* RECORDS PROVIDED *

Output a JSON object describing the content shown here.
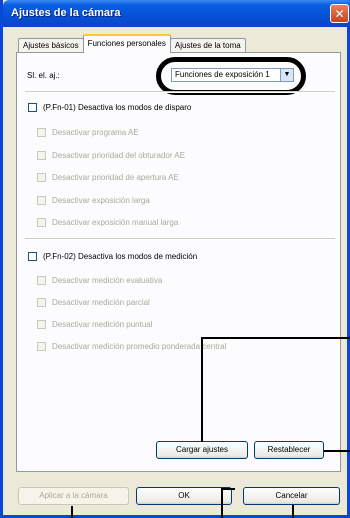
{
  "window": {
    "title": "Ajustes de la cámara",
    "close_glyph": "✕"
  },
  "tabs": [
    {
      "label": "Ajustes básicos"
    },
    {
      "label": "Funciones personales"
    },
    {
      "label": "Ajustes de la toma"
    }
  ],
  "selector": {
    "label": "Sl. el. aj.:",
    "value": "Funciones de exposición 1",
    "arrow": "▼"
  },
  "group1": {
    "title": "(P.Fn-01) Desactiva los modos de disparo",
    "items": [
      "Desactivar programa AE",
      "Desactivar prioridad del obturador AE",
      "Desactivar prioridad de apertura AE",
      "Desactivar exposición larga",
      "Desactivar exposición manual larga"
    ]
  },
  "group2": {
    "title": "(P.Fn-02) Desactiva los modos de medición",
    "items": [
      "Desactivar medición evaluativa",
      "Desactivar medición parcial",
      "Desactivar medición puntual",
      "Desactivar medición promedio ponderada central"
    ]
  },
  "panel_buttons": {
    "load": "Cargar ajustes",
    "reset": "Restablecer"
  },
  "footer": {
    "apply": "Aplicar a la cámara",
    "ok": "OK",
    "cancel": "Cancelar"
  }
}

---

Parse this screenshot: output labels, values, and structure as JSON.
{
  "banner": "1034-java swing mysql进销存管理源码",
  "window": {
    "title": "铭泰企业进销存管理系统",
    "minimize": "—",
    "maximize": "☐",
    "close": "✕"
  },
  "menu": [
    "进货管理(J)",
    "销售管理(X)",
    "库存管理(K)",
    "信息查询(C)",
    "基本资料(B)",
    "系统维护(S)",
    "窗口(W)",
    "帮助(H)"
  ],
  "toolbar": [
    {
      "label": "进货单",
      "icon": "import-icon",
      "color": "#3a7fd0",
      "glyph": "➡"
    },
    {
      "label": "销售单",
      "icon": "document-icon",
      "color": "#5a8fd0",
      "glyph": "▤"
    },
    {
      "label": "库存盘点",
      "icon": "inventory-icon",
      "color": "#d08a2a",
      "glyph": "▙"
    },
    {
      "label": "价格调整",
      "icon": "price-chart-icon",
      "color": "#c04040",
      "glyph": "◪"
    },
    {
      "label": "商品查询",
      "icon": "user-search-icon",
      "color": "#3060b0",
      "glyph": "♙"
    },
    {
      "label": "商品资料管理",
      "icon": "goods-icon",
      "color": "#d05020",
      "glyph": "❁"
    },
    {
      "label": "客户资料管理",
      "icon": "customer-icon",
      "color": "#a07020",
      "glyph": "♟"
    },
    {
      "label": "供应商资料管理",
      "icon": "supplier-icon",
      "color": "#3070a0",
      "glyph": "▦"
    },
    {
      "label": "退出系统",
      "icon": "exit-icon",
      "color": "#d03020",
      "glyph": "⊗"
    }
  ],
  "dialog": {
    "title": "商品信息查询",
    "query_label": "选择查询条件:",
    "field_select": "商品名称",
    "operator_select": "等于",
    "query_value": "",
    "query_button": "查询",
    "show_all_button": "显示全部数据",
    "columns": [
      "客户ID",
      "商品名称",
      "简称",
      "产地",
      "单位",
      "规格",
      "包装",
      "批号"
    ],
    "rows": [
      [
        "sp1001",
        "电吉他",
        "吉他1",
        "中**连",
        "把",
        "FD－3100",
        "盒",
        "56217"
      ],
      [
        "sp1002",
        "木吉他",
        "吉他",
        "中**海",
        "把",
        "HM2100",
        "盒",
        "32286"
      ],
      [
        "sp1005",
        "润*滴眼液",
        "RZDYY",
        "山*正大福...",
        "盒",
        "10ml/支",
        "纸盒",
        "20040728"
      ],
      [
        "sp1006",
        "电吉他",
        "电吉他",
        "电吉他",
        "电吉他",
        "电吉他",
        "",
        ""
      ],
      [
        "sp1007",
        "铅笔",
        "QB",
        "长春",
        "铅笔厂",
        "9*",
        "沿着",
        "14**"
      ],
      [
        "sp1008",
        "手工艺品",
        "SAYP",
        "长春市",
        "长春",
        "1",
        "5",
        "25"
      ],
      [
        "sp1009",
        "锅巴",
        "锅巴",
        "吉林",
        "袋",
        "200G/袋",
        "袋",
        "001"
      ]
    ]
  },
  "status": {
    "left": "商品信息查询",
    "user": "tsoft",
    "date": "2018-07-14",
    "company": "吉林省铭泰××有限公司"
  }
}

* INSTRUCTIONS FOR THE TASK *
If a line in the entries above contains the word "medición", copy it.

* REPLY TO THE TASK *
    "title": "(P.Fn-02) Desactiva los modos de medición",
      "Desactivar medición evaluativa",
      "Desactivar medición parcial",
      "Desactivar medición puntual",
      "Desactivar medición promedio ponderada central"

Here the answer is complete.